This exhibition addresses a subject critical to artistic practice: the question of when a work of art is finished. Beginning with the Renaissance masters, this scholarly and innovative exhibition examines the term "unfinished" in its broadest possible sense, including works left incomplete by their makers, which often give insight into the process of their creation, but also those that partake of a non finito—intentionally unfinished—aesthetic that embraces the unresolved and open-ended.
Comprising 197 works dating from the Renaissance to the present—approximately forty percent of which are drawn from the Museum's own collection, enhanced by major national and international loans—this exhibition demonstrates The Met's unique capacity to mine its rich collection and scholarly resources to present modern and contemporary art within a deep historical context.
Featuring Kelly Baum, Curator, Department of Modern and Contemporary Art, and Andrea Bayer, Jayne Wrightsman Curator, Department of European Paintings
Kelly Baum: In this exhibition, there are really two kinds of objects. There are works of art that are literally unfinished, and then there are works of art that only appear unfinished.
Andrea Bayer: The exhibition begins in the Renaissance, and we go all the way up to works of art that are being created for us right now. So it's a grand sweep.
Kelly Baum: The fact that all of these objects live together in the same exhibition is unusual. It's curious and it's exciting.
Andrea Bayer: We show a fantastic painting by Alice Neel. We know now that the sitter never came back for his second sitting. He was about to go off to the Vietnam War. We have this beautiful portrait of somebody whose life was being interrupted.
Kelly Baum: Unfinished works of art always leave behind traces of the artistic process, whether it's an underlying sketch or a patch of bare canvas. And so when viewers are walking through Unfinished, they'll be able to imagine themselves standing behind the artist, watching them make, unmake, change, and edit.
Andrea Bayer: The viewer's imagination is necessary to complete these works.
Director: Christopher Noey
Producer: Kate Farrell
Editor: Dia Felix
Camera: Wayne De La Roche, Dia Felix

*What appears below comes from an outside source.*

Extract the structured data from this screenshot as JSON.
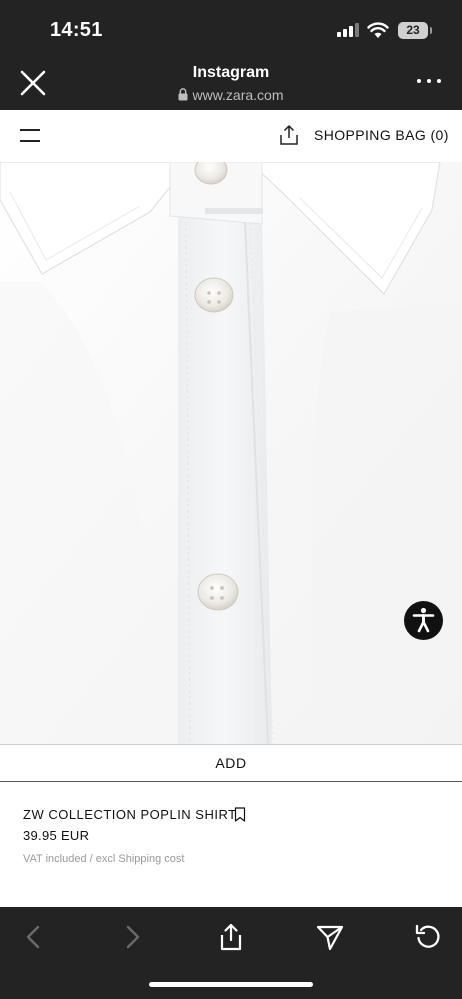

Lighting Director: Michael Pruitt-Bruun
Gaffer: Foster McLaughlin
Production Coordinator: Lisa Rifkind
Production Assistant: Karlie Effinger
Sound Recording: Tom Meyers
Original Music: Austin Fisher